A Shark Did Not Attack Me


I thought broken glass caused the reflections.   Less than five minutes had passed since we navigated through the night to an FMG Exploration Drill Site and popped our tent up.   My quest, sans contact lenses, was to visit nature’s ladies room for the last time that day.

The closest approximation I could extract from Google Images to represent the glittering in the night.

The closest approximation I could extract from Google Images to represent my midnight view.

Flashlight in hand, I took a step.   The glittering pieces shifted, like a prism in the wind.   Curious, I plunged deeper into the shrubs and waist-high termite mounds.   I squinted into the darkness.   My attention vacillated between the captivating sparkles and slope-degree estimations (the female equivalent of finding the perfect tree).   My eyes landed on an adequate spot just as my brain settled on the source of gorgeous ground twinkles.

How I Became a Zombie


I know I haven’t written a blog post for months.  The material has been stacking up like you wouldn’t believe.

I consume most of my food in this trailer.  Don't know why, but work lunch is referred to as "crib" here.  We pack our "cribs" in the morning and eat them in a crib room.  But the time spent doing so is referred to as "Smoko" (smoke break) and lunch.  Okay, Australia.  Whatev.

I consume most of my food in this trailer. Don’t know why, but work lunch is referred to as “crib” here. We pack our “cribs” in the morning and eat them in a crib room. But the time spent doing so is referred to as “Smoko” (smoke break) and lunch. Okay, Australia. Whatev.

The thing is, I started this job that suits my all-or-nothing style.  However, it means I’ve been working 84 hours a week and living at a mining camp in the middle of nowhere since the end of July.  After four 84 hour weeks, I get one off.  Mostly I use that week to veg and escape to the Australian wilderness with my boyfriend where we find campsites with population: 2.

The view from the walking loop I do at camp every night after work!
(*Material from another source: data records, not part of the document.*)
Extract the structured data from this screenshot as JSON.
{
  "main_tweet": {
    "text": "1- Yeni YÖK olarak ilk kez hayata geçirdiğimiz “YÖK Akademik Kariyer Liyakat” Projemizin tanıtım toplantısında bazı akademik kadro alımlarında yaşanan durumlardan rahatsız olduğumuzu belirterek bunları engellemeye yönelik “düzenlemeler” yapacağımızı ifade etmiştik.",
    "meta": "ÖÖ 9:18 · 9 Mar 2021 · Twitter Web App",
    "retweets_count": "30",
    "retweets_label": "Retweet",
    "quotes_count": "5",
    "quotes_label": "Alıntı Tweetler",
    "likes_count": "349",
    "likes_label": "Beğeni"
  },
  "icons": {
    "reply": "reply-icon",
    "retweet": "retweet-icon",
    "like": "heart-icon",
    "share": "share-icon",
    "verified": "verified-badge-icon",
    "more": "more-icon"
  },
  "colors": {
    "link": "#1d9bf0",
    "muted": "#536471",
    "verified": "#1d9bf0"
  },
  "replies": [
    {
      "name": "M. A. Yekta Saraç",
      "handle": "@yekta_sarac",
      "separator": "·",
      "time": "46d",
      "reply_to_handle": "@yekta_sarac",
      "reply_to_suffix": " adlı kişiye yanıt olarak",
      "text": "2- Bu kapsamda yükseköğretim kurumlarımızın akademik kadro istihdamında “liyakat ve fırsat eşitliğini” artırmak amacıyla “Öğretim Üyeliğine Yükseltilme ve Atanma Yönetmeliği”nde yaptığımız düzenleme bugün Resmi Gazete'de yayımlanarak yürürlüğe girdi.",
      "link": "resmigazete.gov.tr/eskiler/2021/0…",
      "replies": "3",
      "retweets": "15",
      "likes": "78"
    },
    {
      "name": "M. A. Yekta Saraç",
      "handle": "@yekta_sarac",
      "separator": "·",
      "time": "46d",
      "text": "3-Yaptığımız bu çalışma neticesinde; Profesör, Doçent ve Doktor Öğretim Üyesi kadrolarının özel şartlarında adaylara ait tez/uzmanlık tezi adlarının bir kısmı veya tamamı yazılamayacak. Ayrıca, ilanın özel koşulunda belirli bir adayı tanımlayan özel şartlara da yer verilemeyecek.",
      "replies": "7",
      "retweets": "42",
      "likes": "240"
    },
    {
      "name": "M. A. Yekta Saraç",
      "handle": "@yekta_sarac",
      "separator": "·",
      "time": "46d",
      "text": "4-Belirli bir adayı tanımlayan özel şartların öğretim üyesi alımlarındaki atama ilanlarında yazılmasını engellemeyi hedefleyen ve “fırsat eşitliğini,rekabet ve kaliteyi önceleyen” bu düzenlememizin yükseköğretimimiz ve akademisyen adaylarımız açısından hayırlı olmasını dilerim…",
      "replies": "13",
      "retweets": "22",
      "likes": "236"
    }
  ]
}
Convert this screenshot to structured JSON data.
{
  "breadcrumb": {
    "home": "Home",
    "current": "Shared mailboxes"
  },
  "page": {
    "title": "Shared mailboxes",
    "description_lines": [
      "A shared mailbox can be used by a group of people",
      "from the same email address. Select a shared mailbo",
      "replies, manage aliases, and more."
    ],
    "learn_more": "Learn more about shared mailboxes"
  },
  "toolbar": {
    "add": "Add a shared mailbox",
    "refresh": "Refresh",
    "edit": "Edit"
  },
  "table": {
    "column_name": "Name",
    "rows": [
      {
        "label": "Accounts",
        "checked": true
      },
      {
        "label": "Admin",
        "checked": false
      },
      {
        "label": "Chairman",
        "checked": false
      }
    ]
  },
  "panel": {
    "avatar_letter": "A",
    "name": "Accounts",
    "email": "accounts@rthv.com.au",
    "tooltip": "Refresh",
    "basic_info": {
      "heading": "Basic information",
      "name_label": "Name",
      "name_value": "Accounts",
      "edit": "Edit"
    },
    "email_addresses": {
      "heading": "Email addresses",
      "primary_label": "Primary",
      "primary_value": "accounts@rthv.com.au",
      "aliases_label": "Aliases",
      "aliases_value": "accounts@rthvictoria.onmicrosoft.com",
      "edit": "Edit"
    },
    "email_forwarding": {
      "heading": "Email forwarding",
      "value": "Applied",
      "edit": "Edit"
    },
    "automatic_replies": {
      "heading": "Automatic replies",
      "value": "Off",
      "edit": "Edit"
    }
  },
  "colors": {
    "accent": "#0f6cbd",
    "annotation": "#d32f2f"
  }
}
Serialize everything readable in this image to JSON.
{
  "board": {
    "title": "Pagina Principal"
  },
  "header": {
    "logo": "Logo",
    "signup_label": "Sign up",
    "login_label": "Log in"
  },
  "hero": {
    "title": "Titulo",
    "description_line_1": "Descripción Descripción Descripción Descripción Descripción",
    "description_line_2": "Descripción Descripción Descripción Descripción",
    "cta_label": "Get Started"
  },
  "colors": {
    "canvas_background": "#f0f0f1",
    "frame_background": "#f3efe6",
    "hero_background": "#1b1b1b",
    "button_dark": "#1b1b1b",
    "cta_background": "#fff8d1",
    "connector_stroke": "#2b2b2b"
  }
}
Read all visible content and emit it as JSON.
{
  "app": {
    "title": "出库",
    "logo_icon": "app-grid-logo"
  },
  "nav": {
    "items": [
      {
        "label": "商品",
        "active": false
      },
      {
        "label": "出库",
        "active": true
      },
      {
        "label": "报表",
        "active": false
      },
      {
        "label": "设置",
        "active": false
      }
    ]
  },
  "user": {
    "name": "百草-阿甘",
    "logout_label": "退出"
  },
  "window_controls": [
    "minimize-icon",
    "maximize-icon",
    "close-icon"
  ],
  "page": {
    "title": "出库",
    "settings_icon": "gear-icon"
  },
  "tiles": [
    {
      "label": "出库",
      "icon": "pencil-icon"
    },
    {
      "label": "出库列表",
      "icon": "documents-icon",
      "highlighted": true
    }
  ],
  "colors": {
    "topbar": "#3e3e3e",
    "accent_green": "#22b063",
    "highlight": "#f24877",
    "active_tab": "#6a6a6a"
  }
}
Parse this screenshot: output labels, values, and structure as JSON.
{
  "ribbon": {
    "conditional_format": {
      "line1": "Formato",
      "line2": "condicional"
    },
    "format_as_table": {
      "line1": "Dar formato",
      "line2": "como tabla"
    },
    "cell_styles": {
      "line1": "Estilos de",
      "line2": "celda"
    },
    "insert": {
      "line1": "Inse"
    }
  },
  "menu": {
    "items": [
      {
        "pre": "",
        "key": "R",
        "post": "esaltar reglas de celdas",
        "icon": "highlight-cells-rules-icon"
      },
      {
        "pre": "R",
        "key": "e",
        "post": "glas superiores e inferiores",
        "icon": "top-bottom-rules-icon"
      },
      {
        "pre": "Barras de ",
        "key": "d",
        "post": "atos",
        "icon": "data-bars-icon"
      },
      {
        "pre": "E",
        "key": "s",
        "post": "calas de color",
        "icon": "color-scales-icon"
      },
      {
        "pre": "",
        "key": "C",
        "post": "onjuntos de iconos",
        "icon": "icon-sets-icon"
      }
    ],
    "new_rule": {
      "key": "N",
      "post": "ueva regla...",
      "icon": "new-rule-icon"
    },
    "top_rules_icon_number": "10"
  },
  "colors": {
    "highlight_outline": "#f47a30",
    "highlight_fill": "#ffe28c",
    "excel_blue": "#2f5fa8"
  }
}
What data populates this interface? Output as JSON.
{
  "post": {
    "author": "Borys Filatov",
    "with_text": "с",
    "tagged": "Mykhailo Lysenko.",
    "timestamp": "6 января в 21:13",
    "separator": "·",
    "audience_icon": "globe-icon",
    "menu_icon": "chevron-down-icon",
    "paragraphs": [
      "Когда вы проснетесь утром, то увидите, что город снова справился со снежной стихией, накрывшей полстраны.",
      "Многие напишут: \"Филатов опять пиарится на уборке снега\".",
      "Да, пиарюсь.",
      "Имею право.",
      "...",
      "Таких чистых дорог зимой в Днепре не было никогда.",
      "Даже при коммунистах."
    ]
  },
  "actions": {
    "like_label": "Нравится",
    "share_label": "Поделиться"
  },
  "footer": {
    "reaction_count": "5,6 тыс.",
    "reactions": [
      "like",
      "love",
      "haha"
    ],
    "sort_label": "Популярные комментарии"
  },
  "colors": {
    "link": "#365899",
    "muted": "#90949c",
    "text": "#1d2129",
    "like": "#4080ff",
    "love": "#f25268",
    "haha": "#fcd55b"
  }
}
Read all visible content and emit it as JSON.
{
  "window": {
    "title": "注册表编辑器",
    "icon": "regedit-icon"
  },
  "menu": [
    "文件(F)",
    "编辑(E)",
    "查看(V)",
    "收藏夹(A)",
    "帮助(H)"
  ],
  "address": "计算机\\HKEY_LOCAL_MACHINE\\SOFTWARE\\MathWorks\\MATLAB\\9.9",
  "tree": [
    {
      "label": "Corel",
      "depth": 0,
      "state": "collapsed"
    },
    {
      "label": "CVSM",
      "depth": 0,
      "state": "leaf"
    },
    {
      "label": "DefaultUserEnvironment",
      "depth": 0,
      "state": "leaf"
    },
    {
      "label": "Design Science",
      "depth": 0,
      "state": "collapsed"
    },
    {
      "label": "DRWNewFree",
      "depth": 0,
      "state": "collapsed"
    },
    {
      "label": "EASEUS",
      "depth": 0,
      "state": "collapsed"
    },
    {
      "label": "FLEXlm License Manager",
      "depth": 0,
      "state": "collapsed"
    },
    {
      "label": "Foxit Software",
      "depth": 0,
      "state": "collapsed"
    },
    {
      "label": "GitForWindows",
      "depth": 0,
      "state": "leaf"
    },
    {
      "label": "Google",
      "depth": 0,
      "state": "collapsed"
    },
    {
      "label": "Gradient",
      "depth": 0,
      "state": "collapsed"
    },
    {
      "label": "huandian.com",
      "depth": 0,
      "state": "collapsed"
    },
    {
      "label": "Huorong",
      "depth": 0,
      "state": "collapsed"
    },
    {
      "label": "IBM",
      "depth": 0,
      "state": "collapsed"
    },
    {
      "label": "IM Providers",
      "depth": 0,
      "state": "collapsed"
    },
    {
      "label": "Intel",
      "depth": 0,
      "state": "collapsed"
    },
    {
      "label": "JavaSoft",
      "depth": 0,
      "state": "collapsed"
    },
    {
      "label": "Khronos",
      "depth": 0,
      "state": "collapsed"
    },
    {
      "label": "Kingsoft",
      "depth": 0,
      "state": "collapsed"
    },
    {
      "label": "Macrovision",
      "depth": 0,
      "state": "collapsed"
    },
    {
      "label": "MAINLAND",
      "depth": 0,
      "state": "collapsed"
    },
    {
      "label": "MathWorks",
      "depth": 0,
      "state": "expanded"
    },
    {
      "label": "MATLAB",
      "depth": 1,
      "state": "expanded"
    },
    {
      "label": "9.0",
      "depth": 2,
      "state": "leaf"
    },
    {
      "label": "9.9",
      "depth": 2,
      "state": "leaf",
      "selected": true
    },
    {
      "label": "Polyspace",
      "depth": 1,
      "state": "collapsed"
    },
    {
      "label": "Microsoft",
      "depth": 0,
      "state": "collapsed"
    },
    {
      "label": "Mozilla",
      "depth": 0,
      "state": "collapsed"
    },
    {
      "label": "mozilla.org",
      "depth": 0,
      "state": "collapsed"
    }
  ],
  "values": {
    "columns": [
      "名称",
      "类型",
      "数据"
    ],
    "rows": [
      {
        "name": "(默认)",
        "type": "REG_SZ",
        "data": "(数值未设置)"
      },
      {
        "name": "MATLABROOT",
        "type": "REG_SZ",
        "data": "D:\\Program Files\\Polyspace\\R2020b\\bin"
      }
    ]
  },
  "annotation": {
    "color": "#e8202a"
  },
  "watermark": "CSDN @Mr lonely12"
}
The view from the walking loop I do at camp every night after work!

I’m happy to be earning money, but miss the lifestyle I’ve temporarily put on hold… the one where I have all the time in the world for family, friends, and friends-to-be.